I Cannot Tell A Lie: George Washington Was An Iroquois Freedom Fighter
There's something you should know about me, in case I ever decide to respond to one of the numerous invitations I get to come and hang out at your various houses (I would have already, but I'm still working my way through the stack of free blowjob offers). And what you should know is: I don't take it well when parties end. I'm the kind of guy who notices people grabbing their coats and milling around near the entrances and immediately leaps onto a glass coffee table, rips off his pants and starts leading a one-man chorus of "Louie, Louie." I'm the kind of guy who insists that everyone wander around looking for an open bar, or, better yet, a closed Chuck E. Cheese's. The point is, I'm lonely. Which is why I've decided to keep the Independence Day fever (not to be confused with the mosquito-borne Independence Day Fever currently laying siege to the Eastern seaboard) going! The hot dogs may be cold, the hangovers mounting, and the bloody fingers strewn across the driveway next to spent firecracker casings, but did you hear?! They found George Washington's House! According to David Muaraca, a man whose greatest accomplishment in life is likely to be this minor addition to the understanding of the accomplishments of someone else, this discovery can teach us a lot about America’s first President. For example, pottery shards discovered in the house’s basement have revealed that Washington’s father may have been violently abusive, shattering pots as fast as his mother could make them. The find has debunked some popular Washington myths—there were no cherry trees on the property, and evidence suggests that the “great blaze of Christmas Eve, 1740” was fairly small and localized. Even more disappointing, there was absolutely no evidence whatsoever to support my own “Washington was actually a young Chinese girl disguising herself so she could fight in the army in her father’s stead” theory. But on the upside—at least for us America-holics—they uncovered thousands of artifacts from Washington’s early life that may end up giving us a fuller picture of young George than we’ve ever had.
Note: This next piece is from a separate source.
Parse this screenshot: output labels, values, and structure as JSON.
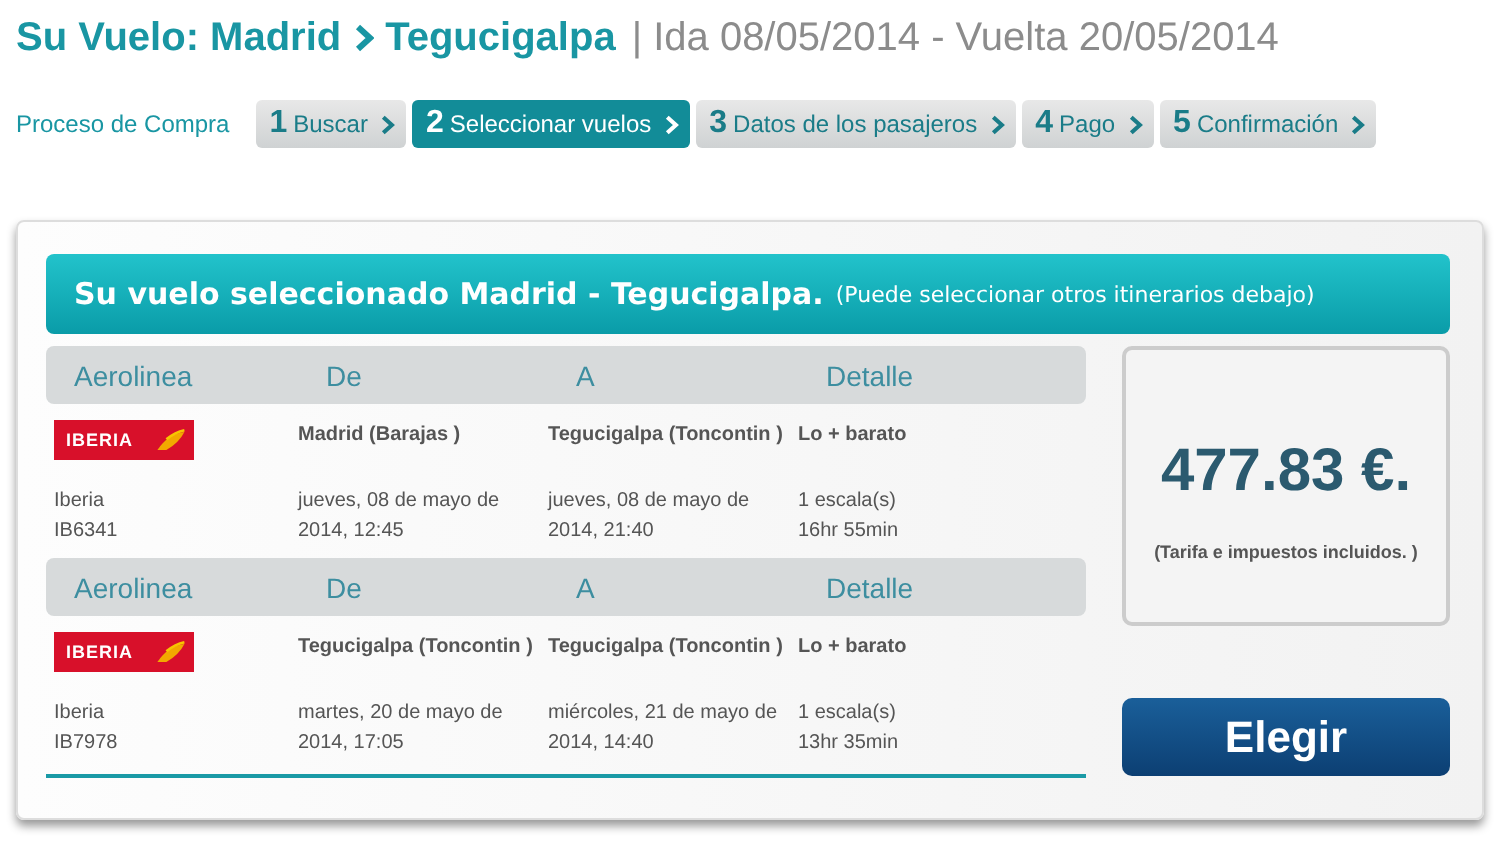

A set of tiny, child-sized powdered wigs, for example, intimate that the boy may have had some idea of the greatness he was destined for. Now I’m no archaeologist—I’m more of a
When not blogging for Cracked, Michael does this.